"Right now, this is the key," said Army Maj. Gen. Richard Zahner, the top U.S. military intelligence officer in Iraq.
The first phase of Operation Sayaid came in July when an Army squadron of Stryker vehicles, augmented for intelligence gathering, rolled south from Mosul to set up an outpost near the Euphrates River town of Rawah. The contingent of more than 1,000 troops established an American presence on the north side of the river; the Marines had been operating on the south side. Also arriving in Rawah was an Iraqi Intervention Force battalion.
The troops have imposed tight controls on traffic that now must use the single bridge in Rawah. U.S. warplanes this month blew up two smaller pontoon bridges farther west in the towns of Karabilah and New Ubaydi, making the Rawah river crossing even more critical.
Bolstering forces as far west as Qaim, the offensive is designed to restore Iraqi control in the area rather than completely shut the border. Still, the operation is considered key to reducing insurgent activity before the December elections.
"There's no expectation that the border will be sealed," said another senior U.S. military officer. "But the presence of Iraqi border forces and Iraqi army forces, backed up by coalition forces -- that's what we're going to achieve by November 30. So you'll have a lot more people who can dominate the area, which means you will certainly have denied sanctuary for insurgents."
U.S. military estimates of the number of insurgents in the area range from 1,500 to 2,500, with 100 to 150 foreign fighters entering Iraq from Syria each month, one or two at a time. The insurgents intimidate residents and exert control in villages where U.S. and Iraqi forces have no permanent presence, U.S. officers said. Even where troops do patrol, in such towns as Hit, Haditha and Qaim, the insurgents operate in small cells, U.S. intelligence officers said.

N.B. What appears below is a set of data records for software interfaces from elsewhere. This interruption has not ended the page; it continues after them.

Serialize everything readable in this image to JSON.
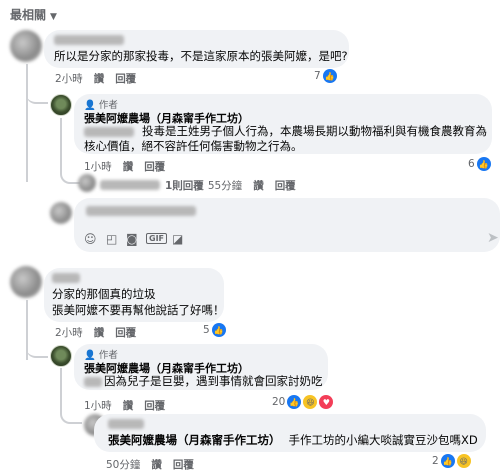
{
  "sort_label": "最相關",
  "comments": [
    {
      "id": "c1",
      "author": "",
      "text": "所以是分家的那家投毒，不是這家原本的張美阿嬤，是吧?",
      "time": "2小時",
      "like": "讚",
      "reply": "回覆",
      "reactions": "7"
    },
    {
      "id": "r1",
      "badge": "作者",
      "author": "張美阿嬤農場（月森甯手作工坊）",
      "text_line1": "投毒是王姓男子個人行為，本農場長期以動物福利與有機食農教育為",
      "text_line2": "核心價值，絕不容許任何傷害動物之行為。",
      "time": "1小時",
      "like": "讚",
      "reply": "回覆",
      "reactions": "6"
    },
    {
      "id": "r1-sub",
      "replies_summary": "1則回覆",
      "time": "55分鐘",
      "like": "讚",
      "reply": "回覆"
    },
    {
      "id": "c2",
      "text_line1": "分家的那個真的垃圾",
      "text_line2": "張美阿嬤不要再幫他說話了好嗎！",
      "time": "2小時",
      "like": "讚",
      "reply": "回覆",
      "reactions": "5"
    },
    {
      "id": "r2",
      "badge": "作者",
      "author": "張美阿嬤農場（月森甯手作工坊）",
      "text": "因為兒子是巨嬰，遇到事情就會回家討奶吃",
      "time": "1小時",
      "like": "讚",
      "reply": "回覆",
      "reactions": "20"
    },
    {
      "id": "r3",
      "mention": "張美阿嬤農場（月森甯手作工坊）",
      "text": "手作工坊的小編大啖誠實豆沙包嗎XD",
      "time": "50分鐘",
      "like": "讚",
      "reply": "回覆",
      "reactions": "2"
    }
  ],
  "reply_box": {
    "icons": [
      "smiley-icon",
      "sticker-icon",
      "camera-icon",
      "gif-icon",
      "emoji-sticker-icon"
    ],
    "send_icon": "send-icon"
  },
  "colors": {
    "link_blue": "#1877f2",
    "bubble_bg": "#f0f2f5",
    "meta_gray": "#65676b"
  }
}
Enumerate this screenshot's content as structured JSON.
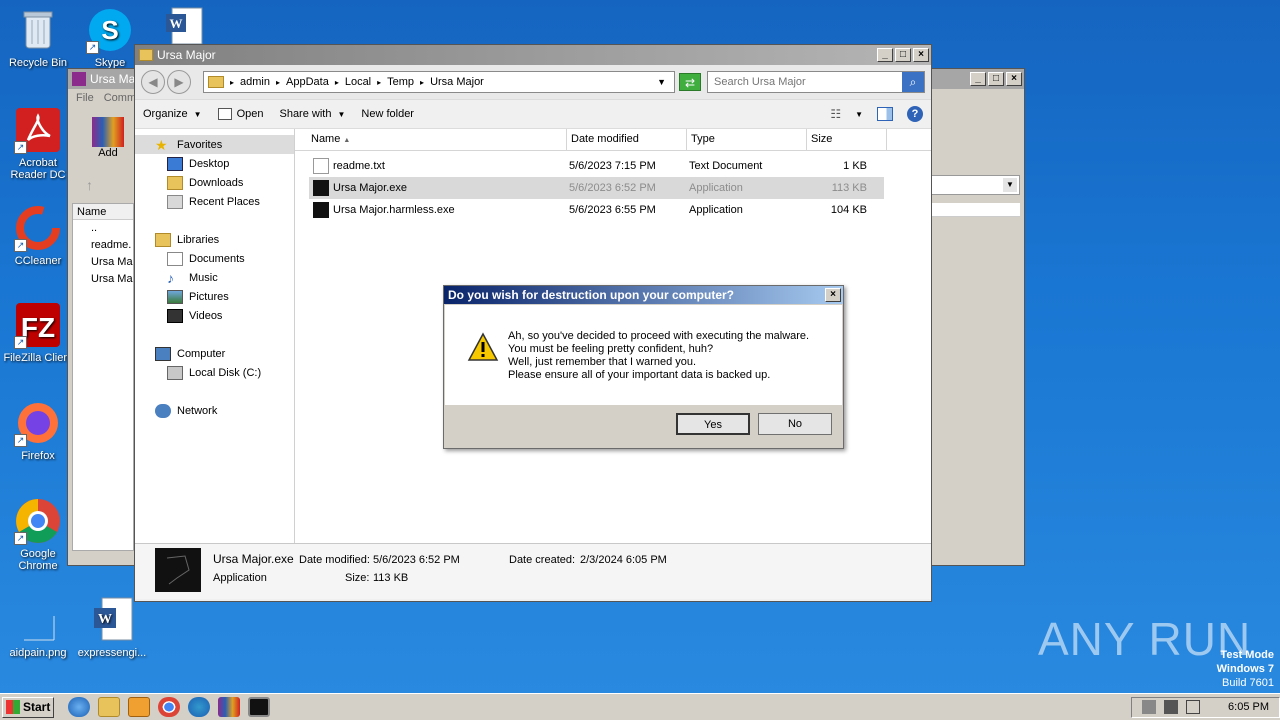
{
  "desktop_icons": [
    {
      "label": "Recycle Bin",
      "icon": "recycle-bin-icon"
    },
    {
      "label": "Skype",
      "icon": "skype-icon"
    },
    {
      "label": "Acrobat Reader DC",
      "icon": "acrobat-icon"
    },
    {
      "label": "CCleaner",
      "icon": "ccleaner-icon"
    },
    {
      "label": "FileZilla Client",
      "icon": "filezilla-icon"
    },
    {
      "label": "Firefox",
      "icon": "firefox-icon"
    },
    {
      "label": "Google Chrome",
      "icon": "chrome-icon"
    },
    {
      "label": "aidpain.png",
      "icon": "image-file-icon"
    },
    {
      "label": "expressengi...",
      "icon": "word-doc-icon"
    }
  ],
  "back_window": {
    "title": "Ursa Ma",
    "menu_file": "File",
    "menu_comm": "Comm",
    "add_label": "Add",
    "col_name": "Name",
    "rows": [
      "..",
      "readme.",
      "Ursa Ma",
      "Ursa Ma"
    ]
  },
  "explorer": {
    "title": "Ursa Major",
    "breadcrumb": [
      "admin",
      "AppData",
      "Local",
      "Temp",
      "Ursa Major"
    ],
    "search_placeholder": "Search Ursa Major",
    "toolbar": {
      "organize": "Organize",
      "open": "Open",
      "share_with": "Share with",
      "new_folder": "New folder"
    },
    "nav": {
      "favorites": "Favorites",
      "favorites_items": [
        "Desktop",
        "Downloads",
        "Recent Places"
      ],
      "libraries": "Libraries",
      "libraries_items": [
        "Documents",
        "Music",
        "Pictures",
        "Videos"
      ],
      "computer": "Computer",
      "computer_items": [
        "Local Disk (C:)"
      ],
      "network": "Network"
    },
    "columns": {
      "name": "Name",
      "date": "Date modified",
      "type": "Type",
      "size": "Size"
    },
    "files": [
      {
        "name": "readme.txt",
        "date": "5/6/2023 7:15 PM",
        "type": "Text Document",
        "size": "1 KB"
      },
      {
        "name": "Ursa Major.exe",
        "date": "5/6/2023 6:52 PM",
        "type": "Application",
        "size": "113 KB"
      },
      {
        "name": "Ursa Major.harmless.exe",
        "date": "5/6/2023 6:55 PM",
        "type": "Application",
        "size": "104 KB"
      }
    ],
    "details": {
      "filename": "Ursa Major.exe",
      "modified_label": "Date modified:",
      "modified": "5/6/2023 6:52 PM",
      "created_label": "Date created:",
      "created": "2/3/2024 6:05 PM",
      "type": "Application",
      "size_label": "Size:",
      "size": "113 KB"
    }
  },
  "dialog": {
    "title": "Do you wish for destruction upon your computer?",
    "lines": [
      "Ah, so you've decided to proceed with executing the malware.",
      "You must be feeling pretty confident, huh?",
      "Well, just remember that I warned you.",
      "Please ensure all of your important data is backed up."
    ],
    "yes": "Yes",
    "no": "No"
  },
  "taskbar": {
    "start": "Start",
    "clock": "6:05 PM"
  },
  "watermark": "ANY RUN",
  "test_mode": [
    "Test Mode",
    "Windows 7",
    "Build 7601"
  ]
}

About 250,000 people live in the area between Qaim and Rawah, their small houses and villages closely spaced through the valley. Apart from a narrow belt of cultivated land about a mile wide on each side of the river, most of the territory to the north and south is barren and inhospitable.
Although it represents a significant expansion of the U.S. military campaign in Iraq, the new push into the Euphrates valley could fall short of a decisive turn in the conflict -- particularly if, as in previous U.S. offensives in the country, insurgents duck away from the fight hoping to return after U.S. forces withdraw.
One factor raising the chances that the valley, if secured this time, will remain that way is the Iraqi government's intention to keep several Iraqi brigades stationed there, U.S. officers said.
"We can't afford to let the enemy get dug into another safe haven," Casey said.
Army Col. Robert B. Brown, the 1st Brigade commander whose forces set up the outpost at Rawah, agreed. "I think it's smart to focus on the west because that's where your martyrs are coming from," he said. "I don't know if you can ever stop it totally, but you can clearly disrupt the heck out of them."